Invasive Species Compendium

Detailed coverage of invasive species threatening livelihoods and the environment worldwide

Abstract

The influence of herbivory and weather on the vital rates of two closely related cactus species.

Abstract

Herbivory has long been recognized as a significant driver of plant population dynamics, yet its effects along environmental gradients are unclear. Understanding how weather modulates plant-insect interactions can be particularly important for predicting the consequences of exotic insect invasions, and an explicit consideration of weather may help explain why the impact can vary greatly across space and time. We surveyed two native prickly pear cactus species (genus Opuntia) in the Florida panhandle, USA, and their specialist insect herbivores (the invasive South American cactus moth, Cactoblastis cactorum, and three native insect species) for five years across six sites. We used generalized linear mixed models to assess the impact of herbivory and weather on plant relative growth rate (RGR) and sexual reproduction, and we used Fisher's exact test to estimate the impact of herbivory on survival. Weather variables (precipitation and temperature) were consistently significant predictors of vital rate variation for both cactus species, in contrast to the limited and varied impacts of insect herbivory. Weather only significantly influenced the impact of herbivory on Opuntia humifusa fruit production. The relationships of RGR and fruit production with precipitation suggest that precipitation serves as a cue in determining the trade-off in the allocation of resources to growth or fruit production. The presence of the native bug explained vital rate variation for both cactus species, whereas the invasive moth explained variation only for O. stricta.
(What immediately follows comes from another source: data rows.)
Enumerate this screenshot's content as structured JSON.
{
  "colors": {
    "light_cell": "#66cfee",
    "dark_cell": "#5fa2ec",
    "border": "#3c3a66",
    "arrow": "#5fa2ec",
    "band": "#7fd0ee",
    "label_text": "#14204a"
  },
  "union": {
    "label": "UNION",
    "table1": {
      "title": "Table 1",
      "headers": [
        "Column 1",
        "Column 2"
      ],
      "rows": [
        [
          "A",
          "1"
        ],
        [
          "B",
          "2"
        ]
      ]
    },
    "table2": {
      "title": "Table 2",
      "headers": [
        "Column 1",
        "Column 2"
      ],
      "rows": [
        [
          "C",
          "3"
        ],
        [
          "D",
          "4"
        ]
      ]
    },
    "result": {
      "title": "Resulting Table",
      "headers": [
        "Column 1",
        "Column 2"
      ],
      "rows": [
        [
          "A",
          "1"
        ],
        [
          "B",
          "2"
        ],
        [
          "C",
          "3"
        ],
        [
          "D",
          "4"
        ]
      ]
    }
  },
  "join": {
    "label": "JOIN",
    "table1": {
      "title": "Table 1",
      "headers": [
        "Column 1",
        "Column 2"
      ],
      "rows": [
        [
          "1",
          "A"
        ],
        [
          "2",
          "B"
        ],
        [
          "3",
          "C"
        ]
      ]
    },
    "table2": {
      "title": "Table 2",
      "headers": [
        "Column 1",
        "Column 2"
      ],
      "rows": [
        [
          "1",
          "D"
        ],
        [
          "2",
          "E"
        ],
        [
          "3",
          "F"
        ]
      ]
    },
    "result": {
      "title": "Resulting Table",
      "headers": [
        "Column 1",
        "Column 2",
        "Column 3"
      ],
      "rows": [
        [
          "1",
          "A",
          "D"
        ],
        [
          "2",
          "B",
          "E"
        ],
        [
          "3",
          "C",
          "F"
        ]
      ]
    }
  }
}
Despite the inconsistent effect of herbivory across vital rates and cactus species, almost half of O. stricta plants declined in size, and the invasive insect negatively affected RGR and fruit production. Given that fruit production was strongly size-dependent, this suggests that O. stricta populations at the locations surveyed are transitioning to a size distribution of predominantly smaller sizes and with reduced sexual reproduction potential.